#### Task prompt
Go through the entries, filter for the word "JSON", and copy every line that has it.

═════ Data section ═════

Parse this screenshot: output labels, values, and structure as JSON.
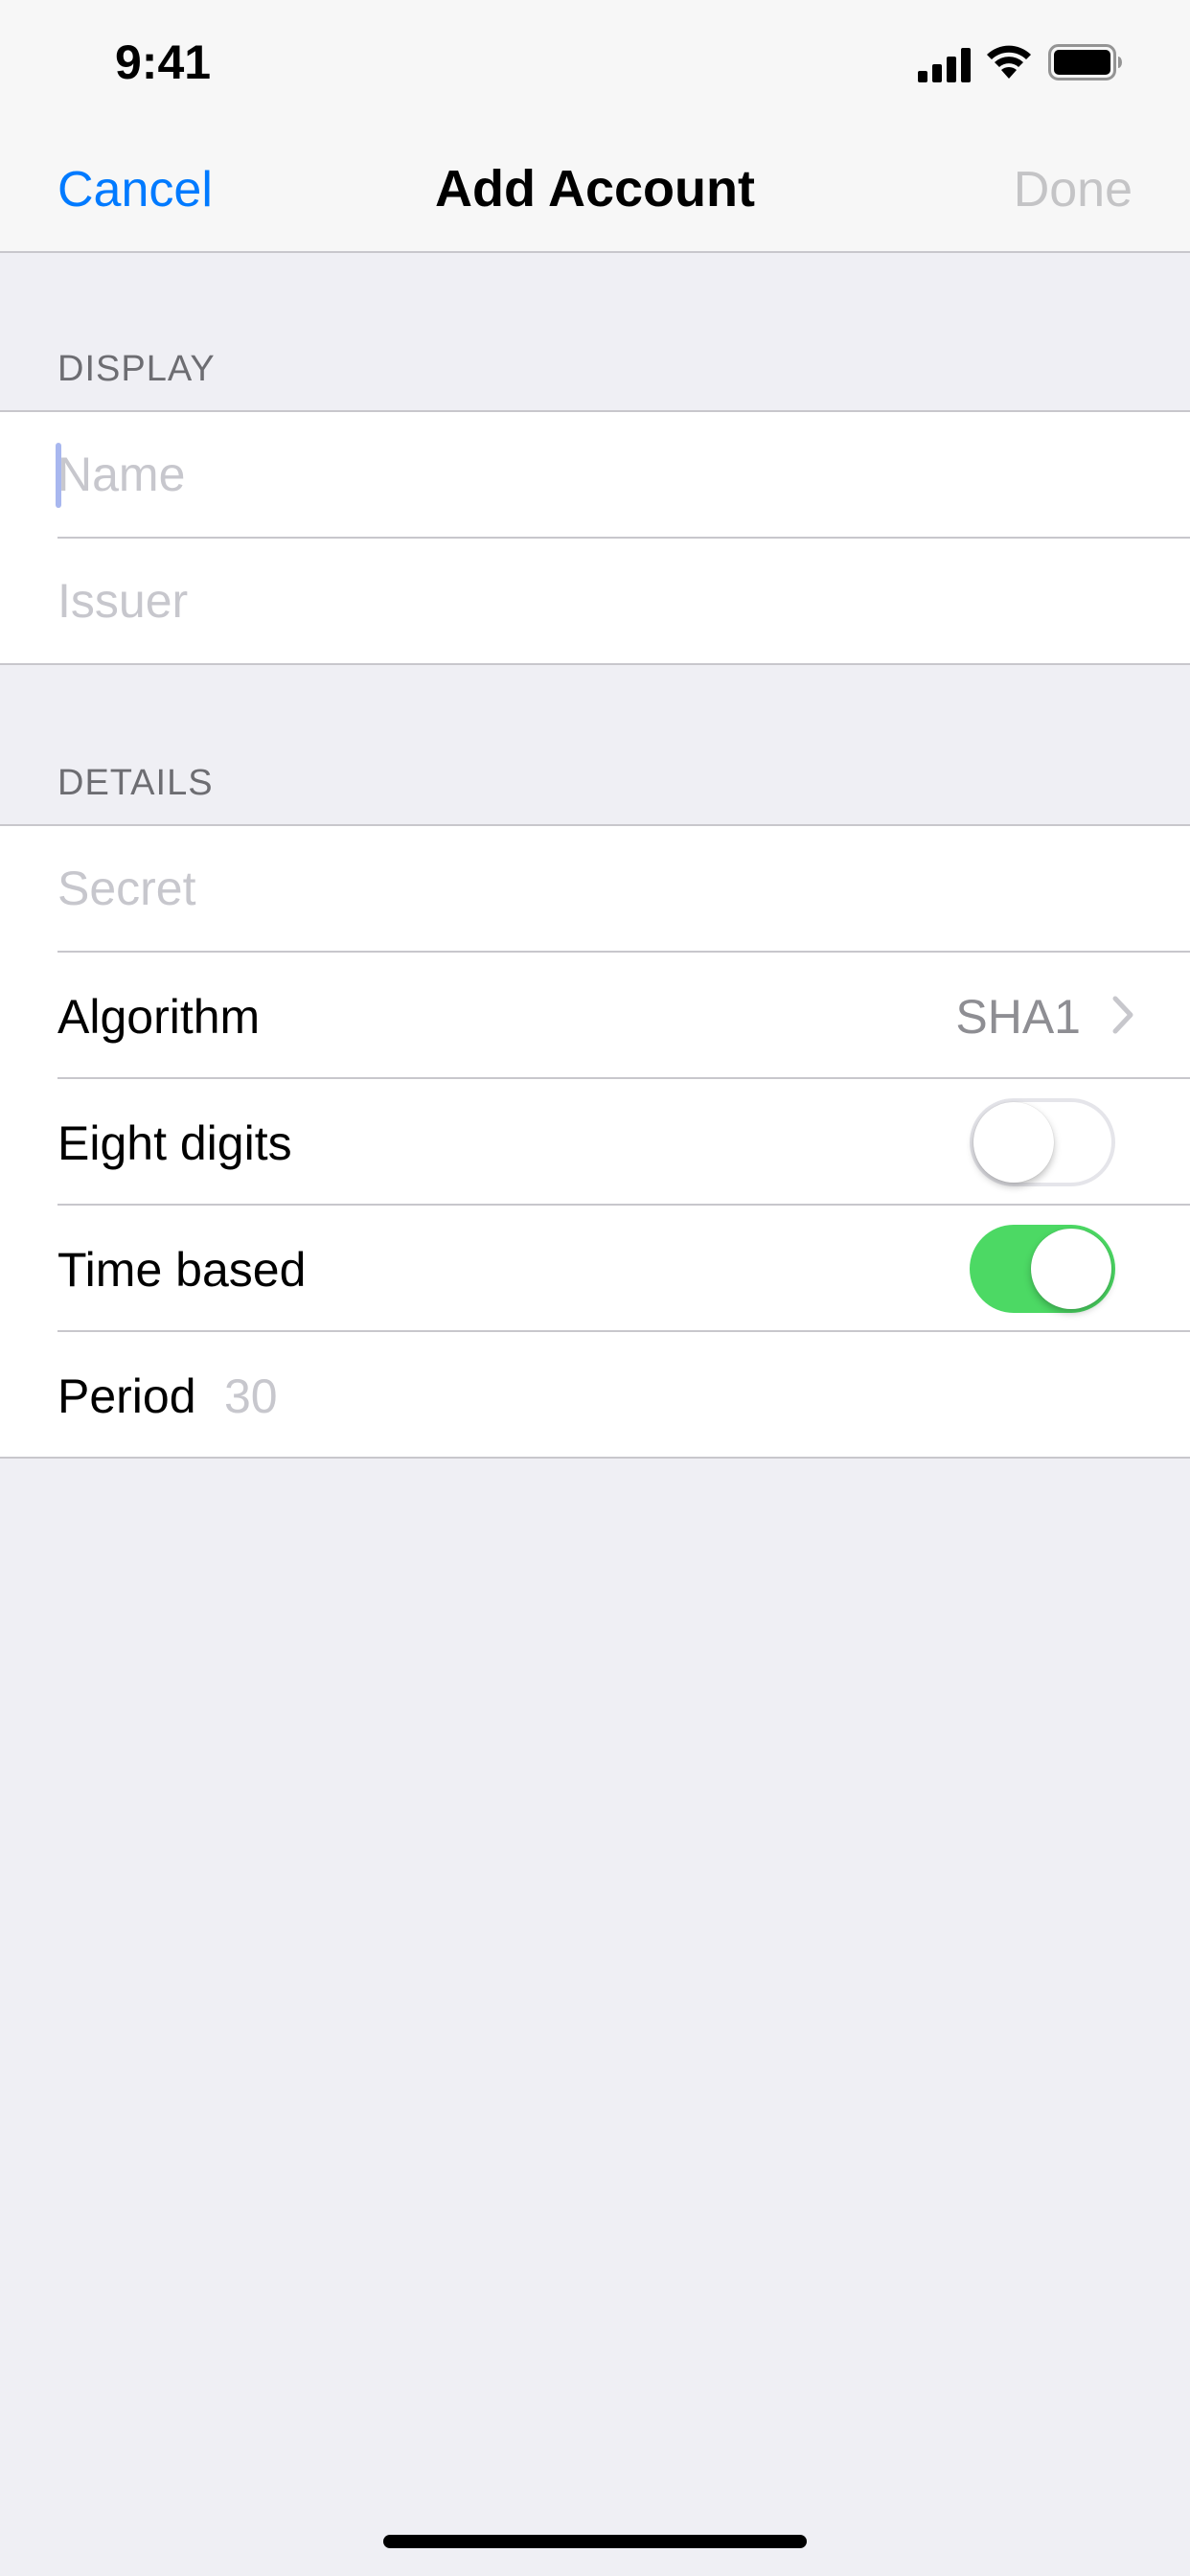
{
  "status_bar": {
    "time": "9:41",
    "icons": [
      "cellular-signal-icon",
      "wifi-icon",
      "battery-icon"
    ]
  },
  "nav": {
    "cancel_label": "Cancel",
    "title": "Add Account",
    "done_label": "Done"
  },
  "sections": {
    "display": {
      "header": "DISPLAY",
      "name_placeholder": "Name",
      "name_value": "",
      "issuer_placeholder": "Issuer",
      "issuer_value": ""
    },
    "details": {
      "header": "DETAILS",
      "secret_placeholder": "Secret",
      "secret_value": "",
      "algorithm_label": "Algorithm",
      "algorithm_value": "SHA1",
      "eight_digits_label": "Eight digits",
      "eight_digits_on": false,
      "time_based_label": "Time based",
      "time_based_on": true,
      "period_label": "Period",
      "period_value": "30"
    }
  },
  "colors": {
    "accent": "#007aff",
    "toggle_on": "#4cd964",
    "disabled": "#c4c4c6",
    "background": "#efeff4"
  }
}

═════
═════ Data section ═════

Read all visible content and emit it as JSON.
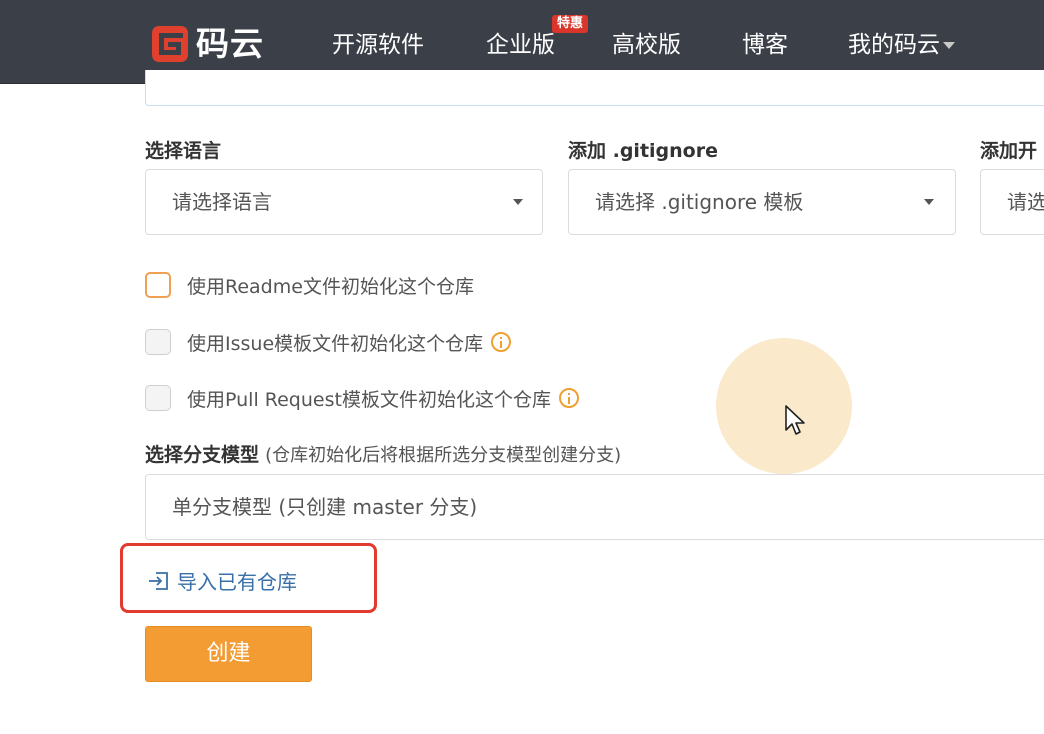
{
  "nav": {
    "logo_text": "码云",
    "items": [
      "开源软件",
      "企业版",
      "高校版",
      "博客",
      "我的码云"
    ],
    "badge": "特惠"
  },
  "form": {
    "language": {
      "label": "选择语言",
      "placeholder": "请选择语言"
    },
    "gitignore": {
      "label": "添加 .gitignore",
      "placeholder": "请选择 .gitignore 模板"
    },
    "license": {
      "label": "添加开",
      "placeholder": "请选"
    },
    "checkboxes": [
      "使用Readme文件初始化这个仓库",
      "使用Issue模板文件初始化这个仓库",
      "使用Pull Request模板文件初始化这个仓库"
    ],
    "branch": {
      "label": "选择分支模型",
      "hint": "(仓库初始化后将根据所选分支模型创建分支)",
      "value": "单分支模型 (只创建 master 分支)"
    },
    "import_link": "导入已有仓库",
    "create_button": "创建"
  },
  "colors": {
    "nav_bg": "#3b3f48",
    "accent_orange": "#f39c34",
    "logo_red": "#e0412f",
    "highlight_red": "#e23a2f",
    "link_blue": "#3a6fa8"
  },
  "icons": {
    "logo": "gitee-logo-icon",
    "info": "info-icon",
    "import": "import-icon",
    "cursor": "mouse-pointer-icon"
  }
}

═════

#### Answer section
Parse this screenshot: output labels, values, and structure as JSON.
Read all visible content and emit it as JSON.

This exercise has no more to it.